Airline seats in the US have gotten more cramped over the last five years, says a report

A recent report confirms what long-legged flyers in the US have known for a while: legroom aboard aircrafts is shrinking. 

Over the last 15 years, the average number of seats per aircraft in the US domestic fleet has increased by nearly eight percent, according to a recent report from aviation consulting company ICF. 

For example, the average number of seats on the A320 has gone up from 147 to 158, while the number of seats on the 737-800 has also increased from 152 to 165. 

Frequent flyers are also collecting less points and miles today than they did in the past, now that most major airlines -- namely American Airlines, Delta and United -- are no longer offering miles and points based on the number of miles flown, but by fare cost, says the ICF. 

In 2017, the big three issued about 10 billion fewer redeemable miles than they would have had to allot under the previous rules, which means that flyers collected far less points and perks. 

It's not all bad news though.  

When it comes to the dreaded security line, wait times are more reasonable. Despite seeing a record number of travelers this past spring break season, 95 percent of passengers made it through security in less than 20 minutes.

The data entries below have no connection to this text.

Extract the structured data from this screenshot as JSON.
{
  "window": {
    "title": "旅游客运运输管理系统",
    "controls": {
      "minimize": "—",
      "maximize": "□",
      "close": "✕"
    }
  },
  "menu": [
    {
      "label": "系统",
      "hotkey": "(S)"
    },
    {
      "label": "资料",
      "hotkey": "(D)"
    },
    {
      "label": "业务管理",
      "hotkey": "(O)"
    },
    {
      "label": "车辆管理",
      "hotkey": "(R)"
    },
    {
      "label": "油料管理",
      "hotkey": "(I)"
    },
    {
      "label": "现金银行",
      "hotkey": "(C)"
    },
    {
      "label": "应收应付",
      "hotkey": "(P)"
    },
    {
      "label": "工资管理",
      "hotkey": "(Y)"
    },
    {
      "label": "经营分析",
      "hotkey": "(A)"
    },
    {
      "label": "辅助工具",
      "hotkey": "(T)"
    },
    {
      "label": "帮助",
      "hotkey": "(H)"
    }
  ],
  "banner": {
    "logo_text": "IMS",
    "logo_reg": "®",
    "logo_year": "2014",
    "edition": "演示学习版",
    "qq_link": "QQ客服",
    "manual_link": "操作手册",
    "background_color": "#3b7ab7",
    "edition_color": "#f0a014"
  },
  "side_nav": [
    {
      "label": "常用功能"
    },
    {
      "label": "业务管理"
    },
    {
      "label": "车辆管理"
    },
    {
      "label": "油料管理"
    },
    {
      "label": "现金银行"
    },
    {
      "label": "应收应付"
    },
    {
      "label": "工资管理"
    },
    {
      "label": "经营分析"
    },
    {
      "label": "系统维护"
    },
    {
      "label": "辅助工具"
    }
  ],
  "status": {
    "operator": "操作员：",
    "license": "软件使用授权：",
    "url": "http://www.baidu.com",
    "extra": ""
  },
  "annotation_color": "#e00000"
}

For those who registered with TSA precheck, that figure was down to less than five minutes.